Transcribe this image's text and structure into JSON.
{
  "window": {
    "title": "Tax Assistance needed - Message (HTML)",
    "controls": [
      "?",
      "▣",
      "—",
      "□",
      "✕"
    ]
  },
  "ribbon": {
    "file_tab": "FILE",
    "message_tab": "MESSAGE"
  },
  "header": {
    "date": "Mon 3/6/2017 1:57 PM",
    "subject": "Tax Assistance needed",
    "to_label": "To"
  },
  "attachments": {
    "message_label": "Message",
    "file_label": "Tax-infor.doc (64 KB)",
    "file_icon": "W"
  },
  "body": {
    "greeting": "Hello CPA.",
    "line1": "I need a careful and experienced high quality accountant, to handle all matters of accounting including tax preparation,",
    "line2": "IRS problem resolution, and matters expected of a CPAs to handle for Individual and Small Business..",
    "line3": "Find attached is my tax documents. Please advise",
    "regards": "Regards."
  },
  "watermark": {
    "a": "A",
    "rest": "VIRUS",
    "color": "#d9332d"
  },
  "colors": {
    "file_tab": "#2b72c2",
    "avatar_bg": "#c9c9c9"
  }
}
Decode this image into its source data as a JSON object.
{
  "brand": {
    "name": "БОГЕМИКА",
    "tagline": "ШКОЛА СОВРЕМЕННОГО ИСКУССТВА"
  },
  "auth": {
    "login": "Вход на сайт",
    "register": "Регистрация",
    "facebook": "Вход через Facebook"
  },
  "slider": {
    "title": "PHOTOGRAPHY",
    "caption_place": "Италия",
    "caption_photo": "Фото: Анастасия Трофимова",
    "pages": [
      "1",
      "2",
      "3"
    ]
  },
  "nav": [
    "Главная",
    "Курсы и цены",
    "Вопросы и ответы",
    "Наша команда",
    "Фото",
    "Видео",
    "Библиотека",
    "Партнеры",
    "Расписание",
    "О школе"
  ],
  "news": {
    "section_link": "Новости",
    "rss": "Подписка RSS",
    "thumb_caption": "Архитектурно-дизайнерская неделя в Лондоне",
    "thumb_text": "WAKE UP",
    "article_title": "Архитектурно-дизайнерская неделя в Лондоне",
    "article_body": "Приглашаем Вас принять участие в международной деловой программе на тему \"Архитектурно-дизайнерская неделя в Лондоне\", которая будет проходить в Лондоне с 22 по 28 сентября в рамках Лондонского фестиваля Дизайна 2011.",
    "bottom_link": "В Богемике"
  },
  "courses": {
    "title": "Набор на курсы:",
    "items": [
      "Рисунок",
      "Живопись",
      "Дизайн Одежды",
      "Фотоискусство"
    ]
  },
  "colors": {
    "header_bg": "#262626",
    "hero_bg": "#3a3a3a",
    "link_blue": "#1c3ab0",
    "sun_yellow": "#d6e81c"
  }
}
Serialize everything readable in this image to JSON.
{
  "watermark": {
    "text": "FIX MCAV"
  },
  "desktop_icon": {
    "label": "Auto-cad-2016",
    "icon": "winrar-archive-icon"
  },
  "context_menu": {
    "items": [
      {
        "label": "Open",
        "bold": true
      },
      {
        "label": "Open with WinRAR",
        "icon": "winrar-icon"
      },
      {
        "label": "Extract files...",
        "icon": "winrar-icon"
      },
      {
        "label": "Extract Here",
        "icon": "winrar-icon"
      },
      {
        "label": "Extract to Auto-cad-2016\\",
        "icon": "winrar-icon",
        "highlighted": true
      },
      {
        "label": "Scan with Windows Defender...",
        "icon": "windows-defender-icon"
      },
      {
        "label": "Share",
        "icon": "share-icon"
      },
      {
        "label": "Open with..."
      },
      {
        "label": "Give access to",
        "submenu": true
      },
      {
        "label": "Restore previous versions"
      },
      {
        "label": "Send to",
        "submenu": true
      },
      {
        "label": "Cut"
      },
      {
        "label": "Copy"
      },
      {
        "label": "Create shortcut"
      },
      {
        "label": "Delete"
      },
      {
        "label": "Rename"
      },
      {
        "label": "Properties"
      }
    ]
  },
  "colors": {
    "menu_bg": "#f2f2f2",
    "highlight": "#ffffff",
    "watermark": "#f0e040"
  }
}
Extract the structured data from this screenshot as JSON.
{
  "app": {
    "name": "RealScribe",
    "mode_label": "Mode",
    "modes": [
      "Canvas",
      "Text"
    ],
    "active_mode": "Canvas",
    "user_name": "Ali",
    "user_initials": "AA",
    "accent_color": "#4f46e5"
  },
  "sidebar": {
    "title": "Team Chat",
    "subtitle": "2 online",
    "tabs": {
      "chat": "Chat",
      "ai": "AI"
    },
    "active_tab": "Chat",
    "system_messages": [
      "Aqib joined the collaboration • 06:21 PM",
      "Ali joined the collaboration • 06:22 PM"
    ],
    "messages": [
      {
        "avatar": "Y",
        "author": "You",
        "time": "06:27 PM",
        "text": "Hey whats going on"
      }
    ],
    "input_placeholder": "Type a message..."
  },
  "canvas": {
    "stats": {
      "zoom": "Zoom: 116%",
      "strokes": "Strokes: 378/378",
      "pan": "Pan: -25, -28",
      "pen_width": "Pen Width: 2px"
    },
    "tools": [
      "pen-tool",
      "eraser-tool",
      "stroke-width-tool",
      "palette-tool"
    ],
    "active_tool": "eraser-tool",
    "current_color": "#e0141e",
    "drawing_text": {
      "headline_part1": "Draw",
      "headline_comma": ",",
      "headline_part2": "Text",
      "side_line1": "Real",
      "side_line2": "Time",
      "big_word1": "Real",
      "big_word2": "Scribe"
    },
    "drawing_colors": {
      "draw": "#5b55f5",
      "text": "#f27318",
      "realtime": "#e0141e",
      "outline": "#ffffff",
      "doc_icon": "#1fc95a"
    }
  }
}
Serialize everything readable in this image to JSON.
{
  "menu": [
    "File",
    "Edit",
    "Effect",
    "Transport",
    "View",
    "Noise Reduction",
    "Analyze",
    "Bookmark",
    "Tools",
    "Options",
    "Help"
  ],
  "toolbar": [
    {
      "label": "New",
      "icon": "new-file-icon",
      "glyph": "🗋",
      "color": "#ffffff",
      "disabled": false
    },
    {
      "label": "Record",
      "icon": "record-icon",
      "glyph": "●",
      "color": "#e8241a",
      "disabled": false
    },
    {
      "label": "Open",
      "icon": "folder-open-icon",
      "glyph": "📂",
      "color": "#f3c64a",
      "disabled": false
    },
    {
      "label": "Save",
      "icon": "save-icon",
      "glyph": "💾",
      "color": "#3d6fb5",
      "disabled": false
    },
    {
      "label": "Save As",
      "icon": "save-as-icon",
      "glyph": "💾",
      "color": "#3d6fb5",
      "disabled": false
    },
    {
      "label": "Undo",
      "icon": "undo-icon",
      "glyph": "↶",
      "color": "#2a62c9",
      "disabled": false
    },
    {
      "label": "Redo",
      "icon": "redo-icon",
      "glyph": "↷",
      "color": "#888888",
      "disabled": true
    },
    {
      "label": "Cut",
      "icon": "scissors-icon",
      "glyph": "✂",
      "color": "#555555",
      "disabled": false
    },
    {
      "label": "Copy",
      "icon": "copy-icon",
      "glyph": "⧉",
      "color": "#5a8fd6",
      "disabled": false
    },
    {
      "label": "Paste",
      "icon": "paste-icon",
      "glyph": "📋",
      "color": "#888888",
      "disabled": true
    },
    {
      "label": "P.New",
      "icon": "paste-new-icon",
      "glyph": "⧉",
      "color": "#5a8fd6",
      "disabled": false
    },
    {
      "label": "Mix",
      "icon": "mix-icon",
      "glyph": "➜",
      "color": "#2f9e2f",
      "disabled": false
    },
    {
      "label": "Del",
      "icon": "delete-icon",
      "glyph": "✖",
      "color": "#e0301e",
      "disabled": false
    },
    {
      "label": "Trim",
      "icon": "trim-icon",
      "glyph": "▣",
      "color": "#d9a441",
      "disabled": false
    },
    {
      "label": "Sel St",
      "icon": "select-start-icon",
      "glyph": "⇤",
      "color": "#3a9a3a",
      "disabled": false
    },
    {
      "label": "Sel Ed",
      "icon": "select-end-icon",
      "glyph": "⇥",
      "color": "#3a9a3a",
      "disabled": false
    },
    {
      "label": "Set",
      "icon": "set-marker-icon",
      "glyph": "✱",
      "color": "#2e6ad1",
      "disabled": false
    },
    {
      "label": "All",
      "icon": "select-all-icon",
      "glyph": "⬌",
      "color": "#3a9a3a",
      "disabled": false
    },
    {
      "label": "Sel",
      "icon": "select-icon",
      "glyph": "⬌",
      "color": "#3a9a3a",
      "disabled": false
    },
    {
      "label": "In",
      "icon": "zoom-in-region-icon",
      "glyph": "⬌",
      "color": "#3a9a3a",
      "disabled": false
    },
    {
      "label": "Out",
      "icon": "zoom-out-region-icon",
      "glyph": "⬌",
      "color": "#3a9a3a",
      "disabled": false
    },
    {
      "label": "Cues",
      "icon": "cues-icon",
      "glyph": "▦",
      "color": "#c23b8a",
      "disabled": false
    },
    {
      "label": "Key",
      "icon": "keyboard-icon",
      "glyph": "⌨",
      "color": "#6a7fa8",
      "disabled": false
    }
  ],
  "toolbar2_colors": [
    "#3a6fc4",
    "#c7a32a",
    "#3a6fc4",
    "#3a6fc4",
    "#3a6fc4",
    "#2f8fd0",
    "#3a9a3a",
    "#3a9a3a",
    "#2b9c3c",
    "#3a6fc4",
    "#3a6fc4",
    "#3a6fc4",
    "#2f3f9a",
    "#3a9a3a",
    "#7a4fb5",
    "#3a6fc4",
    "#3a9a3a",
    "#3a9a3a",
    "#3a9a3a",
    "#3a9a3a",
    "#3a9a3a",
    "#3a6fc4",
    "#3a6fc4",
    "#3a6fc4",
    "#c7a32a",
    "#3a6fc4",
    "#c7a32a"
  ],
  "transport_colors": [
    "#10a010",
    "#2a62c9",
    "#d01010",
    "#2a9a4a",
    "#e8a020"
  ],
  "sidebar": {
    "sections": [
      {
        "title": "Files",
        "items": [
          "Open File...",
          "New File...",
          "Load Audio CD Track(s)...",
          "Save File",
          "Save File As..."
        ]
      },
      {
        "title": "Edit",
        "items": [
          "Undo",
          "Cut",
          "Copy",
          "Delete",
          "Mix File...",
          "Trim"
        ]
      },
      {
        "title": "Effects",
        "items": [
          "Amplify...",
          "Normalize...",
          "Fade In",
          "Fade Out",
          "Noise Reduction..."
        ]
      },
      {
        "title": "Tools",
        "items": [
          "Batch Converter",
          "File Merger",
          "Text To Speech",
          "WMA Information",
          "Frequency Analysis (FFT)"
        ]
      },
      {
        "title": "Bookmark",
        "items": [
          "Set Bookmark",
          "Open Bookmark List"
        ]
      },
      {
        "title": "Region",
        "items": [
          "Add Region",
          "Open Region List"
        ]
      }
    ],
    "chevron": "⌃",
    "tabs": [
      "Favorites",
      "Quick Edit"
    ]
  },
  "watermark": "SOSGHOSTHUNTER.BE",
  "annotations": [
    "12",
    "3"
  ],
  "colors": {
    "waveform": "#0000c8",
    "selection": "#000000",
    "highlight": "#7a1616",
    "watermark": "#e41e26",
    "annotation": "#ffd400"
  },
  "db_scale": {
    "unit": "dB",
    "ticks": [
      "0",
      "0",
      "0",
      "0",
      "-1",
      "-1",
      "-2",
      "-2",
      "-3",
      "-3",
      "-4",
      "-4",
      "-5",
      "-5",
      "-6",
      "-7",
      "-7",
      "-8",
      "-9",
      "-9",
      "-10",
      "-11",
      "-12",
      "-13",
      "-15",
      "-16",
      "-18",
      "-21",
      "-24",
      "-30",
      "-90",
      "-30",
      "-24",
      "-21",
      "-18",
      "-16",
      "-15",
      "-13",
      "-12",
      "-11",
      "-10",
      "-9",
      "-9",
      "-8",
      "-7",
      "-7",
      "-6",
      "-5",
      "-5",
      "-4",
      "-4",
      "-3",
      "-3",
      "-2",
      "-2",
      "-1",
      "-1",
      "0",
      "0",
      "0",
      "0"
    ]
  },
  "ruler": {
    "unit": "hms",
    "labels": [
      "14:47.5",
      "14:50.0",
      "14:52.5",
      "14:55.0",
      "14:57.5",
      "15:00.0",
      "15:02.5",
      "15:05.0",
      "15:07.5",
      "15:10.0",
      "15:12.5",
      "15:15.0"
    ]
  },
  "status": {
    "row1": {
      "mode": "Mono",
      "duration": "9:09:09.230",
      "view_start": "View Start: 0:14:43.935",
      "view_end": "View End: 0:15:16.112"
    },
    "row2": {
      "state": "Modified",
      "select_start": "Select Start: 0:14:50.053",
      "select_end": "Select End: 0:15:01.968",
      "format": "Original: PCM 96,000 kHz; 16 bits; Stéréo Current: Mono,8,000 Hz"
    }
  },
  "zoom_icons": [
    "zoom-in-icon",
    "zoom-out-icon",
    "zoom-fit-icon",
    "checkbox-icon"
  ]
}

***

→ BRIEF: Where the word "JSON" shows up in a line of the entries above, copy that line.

→ TASK RESPONSE:
Transcribe this image's text and structure into JSON.
Decode this image into its source data as a JSON object.
Serialize everything readable in this image to JSON.
Extract the structured data from this screenshot as JSON.
Serialize everything readable in this image to JSON.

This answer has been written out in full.